Wilfred Owen

(1893-1918 / Shropshire / England)

Beauty: [Notes for an unfinished poem]


The beautiful, the fair, the elegant,
Is that which pleases us, says Kant,
Without a thought of interest or advantage.

I used to watch men when they spoke of beauty
And measure their enthusiasm. One
An old man, seeing a ( ) setting sun,
Praised it ( ) a certain sense of duty
To the calm evening and his time of life.
I know another man that never says a Beauty
But of a horse; ( )

Men seldom speak of beauty, beauty as such,
Not even lovers think about it much.
Women of course consider it for hours
In mirrors; ( )

A shrapnel ball -
Just where the wet skin glistened when he swam -
Like a fully-opened sea-anemone.
We both said 'What a beauty! What a beauty, lad'
I knew that in that flower he saw a hope
Of living on, and seeing again the roses of his home.
Beauty is that which pleases and delights,
Not bringing personal advantage - Kant.
But later on I heard
A canker worked into that crimson flower
And that he sank with it
And laid it with the anemones off Dover.

Submitted: Thursday, January 01, 2004

Do you like this poem?
0 person liked.
0 person did not like.

Read poems about / on: beauty, flower, horse, women, beautiful, hope, home, sea, poem, sun, swimming, mirror, rose, woman, work

Read this poem in other languages

This poem has not been translated into any other language yet.

I would like to translate this poem »

word flags

What do you think this poem is about?

Comments about this poem (Beauty: [Notes for an unfinished poem] by Wilfred Owen )

Enter the verification code :

Read all 1 comments »

Top Poems

  1. Phenomenal Woman
    Maya Angelou
  2. The Road Not Taken
    Robert Frost
  3. If You Forget Me
    Pablo Neruda
  4. Still I Rise
    Maya Angelou
  5. Dreams
    Langston Hughes
  6. Annabel Lee
    Edgar Allan Poe
  7. If
    Rudyard Kipling
  8. I Know Why The Caged Bird Sings
    Maya Angelou
  9. Stopping by Woods on a Snowy Evening
    Robert Frost
  10. Invictus
    William Ernest Henley

Poem of the Day

poet Sir Walter Scott

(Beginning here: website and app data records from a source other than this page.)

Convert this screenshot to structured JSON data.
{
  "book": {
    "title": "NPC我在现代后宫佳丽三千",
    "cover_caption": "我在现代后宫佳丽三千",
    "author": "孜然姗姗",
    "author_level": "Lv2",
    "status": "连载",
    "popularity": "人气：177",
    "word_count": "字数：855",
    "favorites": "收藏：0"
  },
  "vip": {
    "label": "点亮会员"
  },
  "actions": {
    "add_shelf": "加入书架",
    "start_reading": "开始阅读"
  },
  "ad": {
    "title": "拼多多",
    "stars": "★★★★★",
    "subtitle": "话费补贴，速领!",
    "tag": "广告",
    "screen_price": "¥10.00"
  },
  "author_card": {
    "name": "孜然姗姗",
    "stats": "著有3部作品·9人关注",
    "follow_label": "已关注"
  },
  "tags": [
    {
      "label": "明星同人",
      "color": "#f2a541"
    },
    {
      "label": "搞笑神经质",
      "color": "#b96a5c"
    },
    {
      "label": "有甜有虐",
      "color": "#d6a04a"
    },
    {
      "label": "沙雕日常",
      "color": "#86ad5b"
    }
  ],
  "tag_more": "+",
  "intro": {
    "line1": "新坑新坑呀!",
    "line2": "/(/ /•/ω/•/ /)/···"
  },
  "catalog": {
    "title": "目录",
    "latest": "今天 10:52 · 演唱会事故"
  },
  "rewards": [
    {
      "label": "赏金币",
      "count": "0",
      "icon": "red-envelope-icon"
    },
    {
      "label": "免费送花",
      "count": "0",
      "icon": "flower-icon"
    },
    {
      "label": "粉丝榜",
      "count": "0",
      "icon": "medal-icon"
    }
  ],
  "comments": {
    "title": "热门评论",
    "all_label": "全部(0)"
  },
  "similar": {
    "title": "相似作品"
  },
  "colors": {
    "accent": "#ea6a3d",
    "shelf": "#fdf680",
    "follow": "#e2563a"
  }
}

The moon's on the lake, and the mist's on the brae,
And the Clan has a name that is nameless by day;
Then gather, gather, gather Grigalach!
Gather, gather, gather Grigalach!

...... Read complete »

   
[Hata Bildir]